BRYCE RYAN: Occasionally, they'll give birth to twins. And if the twins are opposite sex, if one's male and one's female, the female is just about always sterile.

HAMILTON: These females, known as freemartins, also act more like males when they grow up. Scientists began to understand why in the early 1900s. Hormones from the male twin were affecting the female's development. Ryan says different versions of the phenomenon have been seen in rodents, pigs, sheep and probably humans.

RYAN: It's really kind of strange to think about something so random as who you develop next to in utero can absolutely change the trajectory of your development and therefore your physiology for your entire life.

HAMILTON: Ryan says the intrauterine position phenomenon works like this when males and females share a womb.

RYAN: If you're male, you have testes, and you produce a lot of testosterone and you become a male. If you're a female, you have ovaries, and at least early in development, you don't actually produce very much of anything.

HAMILTON: But when both sexes are present, there can be some hormonal crosstalk. Ryan says that's especially true in rodents, which can carry litters with more than a dozen pups.

RYAN: Those fetuses are packed so tightly together in the uterus, the testosterone can travel from pup to pup, and it can also be carried by the circulatory system.

HAMILTON: Especially when a female is squeezed between two males. These females can still reproduce, but their genitals develop in a slightly different way, and they tend to be more aggressive. Usually, those subtle changes only matter to lab scientists, but Ryan says they became part of a public debate in the early 2000s thanks to a plastic additive called BPA.

RYAN: For a lot of people, this was a wake-up call, maybe the first wake-up call that plastics were not universally good.

HAMILTON: BPA acts like a weak version of the hormone estrogen, and studies showed that small amounts were leaching out of some plastics and into people. At one time, scientists might have assumed these exposures were harmless, but research on intrauterine position had shown that even a trace amount of a hormone could affect a developing fetus.
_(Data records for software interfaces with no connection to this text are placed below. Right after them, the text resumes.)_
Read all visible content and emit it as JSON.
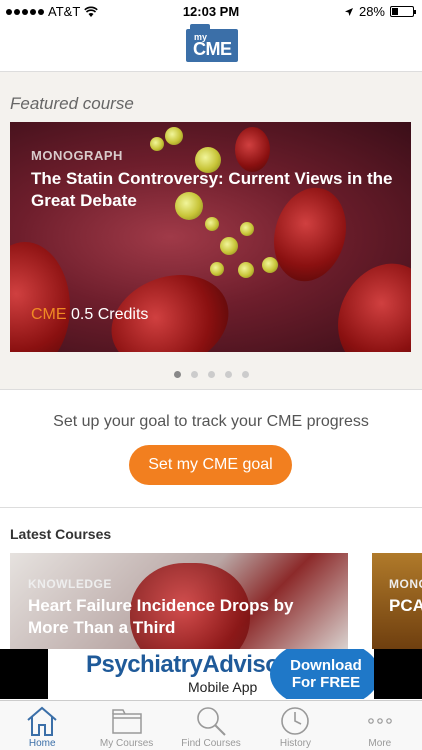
{
  "status_bar": {
    "carrier": "AT&T",
    "time": "12:03 PM",
    "battery": "28%",
    "battery_level": 0.28
  },
  "header": {
    "logo_my": "my",
    "logo_cme": "CME"
  },
  "featured": {
    "section_title": "Featured course",
    "course_type": "MONOGRAPH",
    "course_title": "The Statin Controversy: Current Views in the Great Debate",
    "credits_prefix": "CME",
    "credits_value": "0.5 Credits",
    "carousel_pages": 5,
    "carousel_active": 1
  },
  "goal": {
    "prompt": "Set up your goal to track your CME progress",
    "button_label": "Set my CME goal",
    "button_color": "#f27f1f"
  },
  "latest": {
    "section_title": "Latest Courses",
    "cards": [
      {
        "type": "KNOWLEDGE",
        "title": "Heart Failure Incidence Drops by More Than a Third"
      },
      {
        "type": "MONO",
        "title": "PCA Can"
      }
    ]
  },
  "ad": {
    "brand": "PsychiatryAdvisor",
    "subtitle": "Mobile App",
    "cta": "Download For FREE"
  },
  "tabs": [
    {
      "label": "Home",
      "icon": "home-icon",
      "active": true
    },
    {
      "label": "My Courses",
      "icon": "folder-icon",
      "active": false
    },
    {
      "label": "Find Courses",
      "icon": "search-icon",
      "active": false
    },
    {
      "label": "History",
      "icon": "clock-icon",
      "active": false
    },
    {
      "label": "More",
      "icon": "more-icon",
      "active": false
    }
  ],
  "colors": {
    "accent_blue": "#3b6fa8",
    "accent_orange": "#f27f1f"
  }
}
So BPA became a lightning rod for concern about hormone-like chemicals. In 2009, pediatrician Alan Greene spoke at a rally to ban BPA in products for young children in California.

(SOUNDBITE OF ARCHIVED RECORDING)
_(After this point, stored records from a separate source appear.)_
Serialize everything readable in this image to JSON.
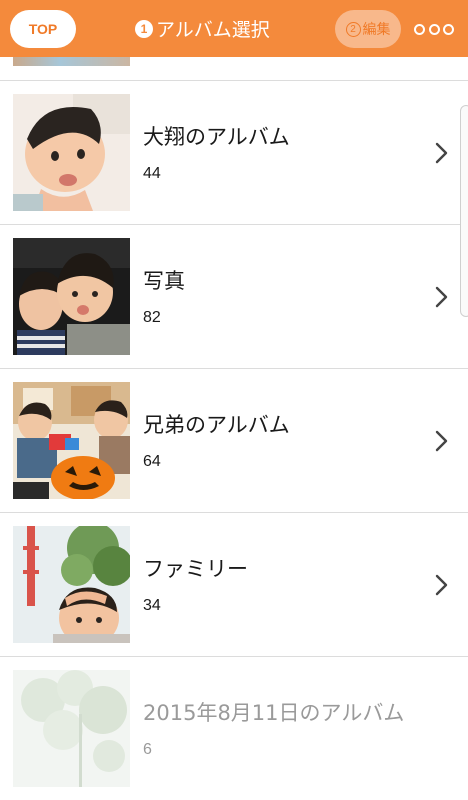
{
  "header": {
    "top_label": "TOP",
    "step_number": "1",
    "title": "アルバム選択",
    "edit_step_number": "2",
    "edit_label": "編集",
    "more_icon": "more-dots-icon"
  },
  "colors": {
    "header_bg": "#f48a3c",
    "accent": "#f07a28",
    "divider": "#dcdcdc",
    "disabled_text": "#9a9a9a"
  },
  "albums": [
    {
      "name": "大翔のアルバム",
      "count": "44"
    },
    {
      "name": "写真",
      "count": "82"
    },
    {
      "name": "兄弟のアルバム",
      "count": "64"
    },
    {
      "name": "ファミリー",
      "count": "34"
    },
    {
      "name": "2015年8月11日のアルバム",
      "count": "6",
      "disabled": true
    }
  ]
}
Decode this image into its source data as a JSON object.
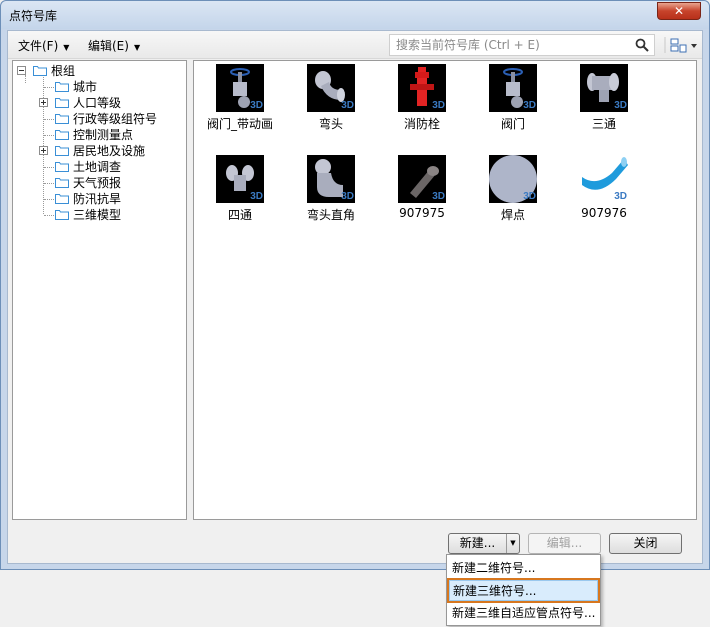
{
  "window": {
    "title": "点符号库",
    "close_label": "✕"
  },
  "toolbar": {
    "file_menu": "文件(F)",
    "edit_menu": "编辑(E)",
    "search_placeholder": "搜索当前符号库 (Ctrl + E)"
  },
  "tree": {
    "root": "根组",
    "items": [
      "城市",
      "人口等级",
      "行政等级组符号",
      "控制测量点",
      "居民地及设施",
      "土地调查",
      "天气预报",
      "防汛抗旱",
      "三维模型"
    ]
  },
  "symbols": [
    {
      "label": "阀门_带动画",
      "icon": "valve-animated-icon"
    },
    {
      "label": "弯头",
      "icon": "elbow-icon"
    },
    {
      "label": "消防栓",
      "icon": "hydrant-icon"
    },
    {
      "label": "阀门",
      "icon": "valve-icon"
    },
    {
      "label": "三通",
      "icon": "tee-icon"
    },
    {
      "label": "四通",
      "icon": "cross-icon"
    },
    {
      "label": "弯头直角",
      "icon": "elbow-right-angle-icon"
    },
    {
      "label": "907975",
      "icon": "pipe-icon"
    },
    {
      "label": "焊点",
      "icon": "weld-point-icon"
    },
    {
      "label": "907976",
      "icon": "pipe-bend-icon"
    }
  ],
  "badge_3d": "3D",
  "buttons": {
    "new": "新建...",
    "edit": "编辑...",
    "close": "关闭"
  },
  "dropdown": {
    "items": [
      "新建二维符号...",
      "新建三维符号...",
      "新建三维自适应管点符号..."
    ],
    "active_index": 1
  },
  "colors": {
    "highlight_border": "#d7771f",
    "badge": "#3b7ac2"
  }
}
ALAN GREENE: Knowing what we know today, as a physician, as a father, I would never on purpose expose my own children to BPA. I would not do it.

HAMILTON: The plastics industry offered a different message.

(SOUNDBITE OF ARCHIVED RECORDING)

UNIDENTIFIED PERSON: BPA is well tested, and we know from FDA scientists that the trace amounts we are exposed to from materials that keep our food safe are safe for us.

HAMILTON: Scientists were and are divided on the safety of BPA. One reason involves intrauterine position. Ryan says early on, a study showed that the phenomenon could affect the very experiments used to assess the safety of BPA, also known as bisphenol A.

RYAN: Female mice developing in between two other females were more sensitive to bisphenol A than a female that was developing between two males.

HAMILTON: And if hormones from a sibling could negate an experiment, so might lots of other subtle factors. Scientists are still trying to understand those factors. They are also trying to figure out whether the intrauterine position phenomenon exists in people. Ryan suspects that it does.

RYAN: There have been some studies that have shown that opposite-sex twins, especially the females, do show some differences in behavior and may also show differences in physiology as well.

HAMILTON: Differences like how many children they have, how their facial features develop and how their brains process language. But it's hard to know for sure because it's really difficult to study a species that lives in the world, not a lab.

Jon Hamilton, NPR News.

SHAPIRO: And for more stories in this series, visit npr.org/siblings. Transcript provided by NPR, Copyright NPR.

NPR transcripts are created on a rush deadline by an NPR contractor. This text may not be in its final form and may be updated or revised in the future. Accuracy and availability may vary. The authoritative record of NPR’s programming is the audio record.

Jon Hamilton is a correspondent for NPR's Science Desk. Currently he focuses on neuroscience and health risks.